Data >>
----

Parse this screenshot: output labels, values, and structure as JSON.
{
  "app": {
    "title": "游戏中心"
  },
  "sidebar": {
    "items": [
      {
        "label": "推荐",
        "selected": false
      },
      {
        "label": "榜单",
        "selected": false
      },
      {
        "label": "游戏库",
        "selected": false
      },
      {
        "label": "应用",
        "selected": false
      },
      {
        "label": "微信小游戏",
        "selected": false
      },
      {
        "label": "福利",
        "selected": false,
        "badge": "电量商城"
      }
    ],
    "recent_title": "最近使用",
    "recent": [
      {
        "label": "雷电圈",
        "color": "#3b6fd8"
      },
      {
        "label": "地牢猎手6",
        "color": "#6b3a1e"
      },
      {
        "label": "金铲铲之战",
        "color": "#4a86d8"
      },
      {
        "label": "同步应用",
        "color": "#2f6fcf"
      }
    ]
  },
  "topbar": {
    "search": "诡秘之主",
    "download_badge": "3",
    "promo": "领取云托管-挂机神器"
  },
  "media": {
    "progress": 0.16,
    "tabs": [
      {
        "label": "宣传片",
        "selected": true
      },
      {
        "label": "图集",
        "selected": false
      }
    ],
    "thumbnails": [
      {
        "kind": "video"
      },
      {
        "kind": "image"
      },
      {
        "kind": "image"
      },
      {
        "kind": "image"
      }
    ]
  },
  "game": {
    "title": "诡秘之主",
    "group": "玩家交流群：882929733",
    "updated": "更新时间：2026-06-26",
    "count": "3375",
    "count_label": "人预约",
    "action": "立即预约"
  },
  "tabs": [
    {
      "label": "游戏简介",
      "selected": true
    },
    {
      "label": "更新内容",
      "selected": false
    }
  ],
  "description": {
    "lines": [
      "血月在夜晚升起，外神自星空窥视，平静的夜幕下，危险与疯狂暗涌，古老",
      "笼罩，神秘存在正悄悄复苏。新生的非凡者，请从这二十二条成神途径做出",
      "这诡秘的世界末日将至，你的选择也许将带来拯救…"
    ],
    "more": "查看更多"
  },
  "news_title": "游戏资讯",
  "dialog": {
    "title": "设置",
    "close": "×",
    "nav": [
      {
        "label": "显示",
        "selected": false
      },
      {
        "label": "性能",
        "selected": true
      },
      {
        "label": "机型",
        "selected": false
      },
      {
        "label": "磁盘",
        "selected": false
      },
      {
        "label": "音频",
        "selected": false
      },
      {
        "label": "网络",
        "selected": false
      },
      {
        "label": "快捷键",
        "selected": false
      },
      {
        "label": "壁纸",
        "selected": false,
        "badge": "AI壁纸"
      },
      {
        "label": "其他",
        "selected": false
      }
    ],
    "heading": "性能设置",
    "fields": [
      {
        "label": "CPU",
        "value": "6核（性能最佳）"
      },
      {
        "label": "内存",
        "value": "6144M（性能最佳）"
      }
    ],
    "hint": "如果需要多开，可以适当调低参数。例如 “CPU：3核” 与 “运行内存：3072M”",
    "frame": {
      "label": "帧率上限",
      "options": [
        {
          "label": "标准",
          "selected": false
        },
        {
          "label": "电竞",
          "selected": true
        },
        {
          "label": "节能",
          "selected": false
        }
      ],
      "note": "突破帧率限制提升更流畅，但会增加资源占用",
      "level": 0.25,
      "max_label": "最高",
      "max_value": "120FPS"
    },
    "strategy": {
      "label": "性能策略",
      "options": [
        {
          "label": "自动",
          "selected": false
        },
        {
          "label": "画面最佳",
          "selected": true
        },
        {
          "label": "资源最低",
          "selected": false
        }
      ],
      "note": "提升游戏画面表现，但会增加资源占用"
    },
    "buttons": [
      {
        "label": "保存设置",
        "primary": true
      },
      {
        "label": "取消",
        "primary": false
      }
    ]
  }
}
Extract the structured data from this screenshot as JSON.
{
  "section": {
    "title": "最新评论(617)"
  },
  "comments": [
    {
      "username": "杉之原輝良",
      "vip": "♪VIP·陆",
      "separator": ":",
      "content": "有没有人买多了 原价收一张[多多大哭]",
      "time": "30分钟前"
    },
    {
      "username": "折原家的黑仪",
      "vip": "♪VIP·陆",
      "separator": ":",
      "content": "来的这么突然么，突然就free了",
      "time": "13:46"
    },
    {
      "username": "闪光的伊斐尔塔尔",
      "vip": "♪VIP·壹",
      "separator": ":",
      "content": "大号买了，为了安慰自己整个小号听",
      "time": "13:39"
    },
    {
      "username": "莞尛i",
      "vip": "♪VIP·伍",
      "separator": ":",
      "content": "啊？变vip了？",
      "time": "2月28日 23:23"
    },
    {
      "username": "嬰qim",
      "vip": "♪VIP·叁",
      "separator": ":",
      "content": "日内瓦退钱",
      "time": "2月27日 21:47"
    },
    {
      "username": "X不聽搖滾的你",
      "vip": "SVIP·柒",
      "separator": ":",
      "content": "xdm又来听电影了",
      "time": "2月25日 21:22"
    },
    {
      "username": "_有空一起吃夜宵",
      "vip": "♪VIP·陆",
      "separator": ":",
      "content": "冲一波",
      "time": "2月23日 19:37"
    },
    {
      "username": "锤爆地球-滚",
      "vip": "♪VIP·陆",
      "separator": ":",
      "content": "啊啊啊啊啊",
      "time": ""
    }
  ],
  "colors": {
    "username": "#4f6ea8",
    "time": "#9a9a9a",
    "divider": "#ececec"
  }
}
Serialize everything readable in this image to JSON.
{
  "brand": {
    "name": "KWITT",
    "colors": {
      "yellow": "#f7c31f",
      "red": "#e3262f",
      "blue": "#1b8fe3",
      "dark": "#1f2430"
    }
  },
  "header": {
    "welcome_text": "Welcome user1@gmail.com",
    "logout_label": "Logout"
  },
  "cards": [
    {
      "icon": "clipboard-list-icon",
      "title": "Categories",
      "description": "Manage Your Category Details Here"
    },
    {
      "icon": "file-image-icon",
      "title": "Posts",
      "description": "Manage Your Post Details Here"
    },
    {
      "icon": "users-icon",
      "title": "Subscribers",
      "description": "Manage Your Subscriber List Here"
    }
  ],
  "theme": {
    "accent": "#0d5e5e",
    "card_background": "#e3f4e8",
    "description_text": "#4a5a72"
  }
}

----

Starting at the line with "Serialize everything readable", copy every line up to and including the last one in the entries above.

Serialize everything readable in this image to JSON.
{
  "brand": {
    "name": "KWITT",
    "colors": {
      "yellow": "#f7c31f",
      "red": "#e3262f",
      "blue": "#1b8fe3",
      "dark": "#1f2430"
    }
  },
  "header": {
    "welcome_text": "Welcome user1@gmail.com",
    "logout_label": "Logout"
  },
  "cards": [
    {
      "icon": "clipboard-list-icon",
      "title": "Categories",
      "description": "Manage Your Category Details Here"
    },
    {
      "icon": "file-image-icon",
      "title": "Posts",
      "description": "Manage Your Post Details Here"
    },
    {
      "icon": "users-icon",
      "title": "Subscribers",
      "description": "Manage Your Subscriber List Here"
    }
  ],
  "theme": {
    "accent": "#0d5e5e",
    "card_background": "#e3f4e8",
    "description_text": "#4a5a72"
  }
}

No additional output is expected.